**Activity**
The required output is all lines below that contain the word "Resource".

**Source material**
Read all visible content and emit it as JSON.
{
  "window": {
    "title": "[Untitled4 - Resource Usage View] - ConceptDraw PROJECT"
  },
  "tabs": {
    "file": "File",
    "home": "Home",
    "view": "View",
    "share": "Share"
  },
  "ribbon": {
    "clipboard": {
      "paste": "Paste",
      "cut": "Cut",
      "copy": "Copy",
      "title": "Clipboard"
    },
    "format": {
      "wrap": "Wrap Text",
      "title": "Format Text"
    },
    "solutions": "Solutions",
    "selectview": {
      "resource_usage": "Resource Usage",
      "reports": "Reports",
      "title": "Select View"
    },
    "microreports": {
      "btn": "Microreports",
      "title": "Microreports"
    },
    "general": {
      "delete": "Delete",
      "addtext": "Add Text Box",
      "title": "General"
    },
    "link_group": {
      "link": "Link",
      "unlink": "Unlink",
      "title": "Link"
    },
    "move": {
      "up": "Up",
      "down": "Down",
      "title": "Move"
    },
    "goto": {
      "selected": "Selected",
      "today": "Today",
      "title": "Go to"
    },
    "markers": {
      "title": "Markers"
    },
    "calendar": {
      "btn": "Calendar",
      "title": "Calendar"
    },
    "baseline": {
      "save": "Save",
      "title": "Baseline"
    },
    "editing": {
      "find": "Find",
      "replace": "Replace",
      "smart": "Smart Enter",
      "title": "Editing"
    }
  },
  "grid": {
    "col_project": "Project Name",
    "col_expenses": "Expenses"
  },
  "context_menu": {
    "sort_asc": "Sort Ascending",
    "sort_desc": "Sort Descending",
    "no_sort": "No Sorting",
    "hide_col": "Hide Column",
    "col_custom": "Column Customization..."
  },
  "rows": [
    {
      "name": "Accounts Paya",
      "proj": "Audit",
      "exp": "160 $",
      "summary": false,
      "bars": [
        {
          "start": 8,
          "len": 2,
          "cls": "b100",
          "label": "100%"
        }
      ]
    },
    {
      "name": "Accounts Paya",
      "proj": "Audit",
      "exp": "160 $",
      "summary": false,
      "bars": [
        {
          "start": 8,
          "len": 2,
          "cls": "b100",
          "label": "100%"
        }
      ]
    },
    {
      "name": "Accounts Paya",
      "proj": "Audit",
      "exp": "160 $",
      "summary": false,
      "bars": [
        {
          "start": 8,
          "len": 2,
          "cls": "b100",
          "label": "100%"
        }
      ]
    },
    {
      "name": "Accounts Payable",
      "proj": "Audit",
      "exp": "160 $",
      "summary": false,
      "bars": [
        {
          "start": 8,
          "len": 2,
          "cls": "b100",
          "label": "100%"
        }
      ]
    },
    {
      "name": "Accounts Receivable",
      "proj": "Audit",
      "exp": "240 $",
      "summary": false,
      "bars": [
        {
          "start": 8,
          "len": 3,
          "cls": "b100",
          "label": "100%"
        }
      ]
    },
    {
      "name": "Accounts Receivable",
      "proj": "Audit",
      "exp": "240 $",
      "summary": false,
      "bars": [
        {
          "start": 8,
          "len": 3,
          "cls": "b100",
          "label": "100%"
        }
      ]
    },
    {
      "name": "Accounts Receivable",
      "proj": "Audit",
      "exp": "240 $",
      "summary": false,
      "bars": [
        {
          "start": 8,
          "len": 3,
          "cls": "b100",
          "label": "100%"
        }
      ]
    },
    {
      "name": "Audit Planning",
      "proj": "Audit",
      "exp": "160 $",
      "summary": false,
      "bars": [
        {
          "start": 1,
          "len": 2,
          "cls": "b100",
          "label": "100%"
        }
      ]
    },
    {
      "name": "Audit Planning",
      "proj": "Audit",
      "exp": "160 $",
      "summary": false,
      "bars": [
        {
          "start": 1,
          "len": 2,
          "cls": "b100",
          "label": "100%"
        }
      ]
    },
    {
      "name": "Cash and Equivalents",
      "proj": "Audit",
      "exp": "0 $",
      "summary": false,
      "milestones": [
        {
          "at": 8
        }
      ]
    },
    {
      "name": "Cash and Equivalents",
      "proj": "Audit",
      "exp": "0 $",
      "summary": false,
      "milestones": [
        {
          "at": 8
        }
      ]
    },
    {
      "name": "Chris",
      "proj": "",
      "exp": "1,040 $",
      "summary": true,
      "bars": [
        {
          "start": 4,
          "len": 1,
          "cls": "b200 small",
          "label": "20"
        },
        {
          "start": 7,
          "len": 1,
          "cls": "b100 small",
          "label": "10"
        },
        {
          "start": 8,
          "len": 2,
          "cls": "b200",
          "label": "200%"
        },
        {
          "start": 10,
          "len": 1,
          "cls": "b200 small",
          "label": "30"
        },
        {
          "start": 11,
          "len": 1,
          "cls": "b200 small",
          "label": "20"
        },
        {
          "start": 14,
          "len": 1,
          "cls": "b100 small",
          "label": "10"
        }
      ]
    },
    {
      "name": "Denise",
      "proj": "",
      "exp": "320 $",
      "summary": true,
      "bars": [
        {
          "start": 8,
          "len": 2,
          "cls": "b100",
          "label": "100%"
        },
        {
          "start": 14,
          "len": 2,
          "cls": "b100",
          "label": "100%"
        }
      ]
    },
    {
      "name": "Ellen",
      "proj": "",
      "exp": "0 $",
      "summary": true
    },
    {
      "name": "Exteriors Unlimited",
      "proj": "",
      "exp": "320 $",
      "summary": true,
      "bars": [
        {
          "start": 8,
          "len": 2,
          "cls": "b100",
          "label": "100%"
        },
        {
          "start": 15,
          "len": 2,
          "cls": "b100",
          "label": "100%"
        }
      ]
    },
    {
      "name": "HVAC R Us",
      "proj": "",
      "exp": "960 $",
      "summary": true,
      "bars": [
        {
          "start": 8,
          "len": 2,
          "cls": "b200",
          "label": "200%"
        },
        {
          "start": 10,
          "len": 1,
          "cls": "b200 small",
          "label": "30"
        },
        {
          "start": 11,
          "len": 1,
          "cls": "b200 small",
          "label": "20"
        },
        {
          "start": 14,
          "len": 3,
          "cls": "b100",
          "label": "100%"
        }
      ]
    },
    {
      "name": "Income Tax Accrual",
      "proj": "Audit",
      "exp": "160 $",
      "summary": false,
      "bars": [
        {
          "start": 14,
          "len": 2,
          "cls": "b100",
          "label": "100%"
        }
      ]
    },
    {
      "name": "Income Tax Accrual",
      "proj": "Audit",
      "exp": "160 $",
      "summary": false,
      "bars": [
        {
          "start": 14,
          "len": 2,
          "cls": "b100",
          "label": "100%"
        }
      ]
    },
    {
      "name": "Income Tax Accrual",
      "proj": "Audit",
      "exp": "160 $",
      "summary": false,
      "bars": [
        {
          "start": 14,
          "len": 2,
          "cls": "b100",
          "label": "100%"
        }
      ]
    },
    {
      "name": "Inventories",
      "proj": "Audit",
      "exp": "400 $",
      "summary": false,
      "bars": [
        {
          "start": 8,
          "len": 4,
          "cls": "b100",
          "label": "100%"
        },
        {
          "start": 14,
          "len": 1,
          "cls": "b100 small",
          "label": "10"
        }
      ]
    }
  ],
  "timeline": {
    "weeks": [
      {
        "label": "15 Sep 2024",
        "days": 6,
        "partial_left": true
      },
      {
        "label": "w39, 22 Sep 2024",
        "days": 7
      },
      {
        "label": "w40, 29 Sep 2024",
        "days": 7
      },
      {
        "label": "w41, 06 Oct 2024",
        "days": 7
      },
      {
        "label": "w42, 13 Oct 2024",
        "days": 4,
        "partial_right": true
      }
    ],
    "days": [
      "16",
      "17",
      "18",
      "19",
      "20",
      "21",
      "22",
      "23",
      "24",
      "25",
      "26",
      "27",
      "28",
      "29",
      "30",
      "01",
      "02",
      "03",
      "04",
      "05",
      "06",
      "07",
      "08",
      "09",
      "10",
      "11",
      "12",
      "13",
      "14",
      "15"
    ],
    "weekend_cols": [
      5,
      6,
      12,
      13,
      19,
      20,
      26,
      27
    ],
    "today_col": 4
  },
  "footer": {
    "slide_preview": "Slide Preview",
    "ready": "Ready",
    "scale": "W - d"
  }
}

**Answer to this task**
    "title": "[Untitled4 - Resource Usage View] - ConceptDraw PROJECT"
      "resource_usage": "Resource Usage",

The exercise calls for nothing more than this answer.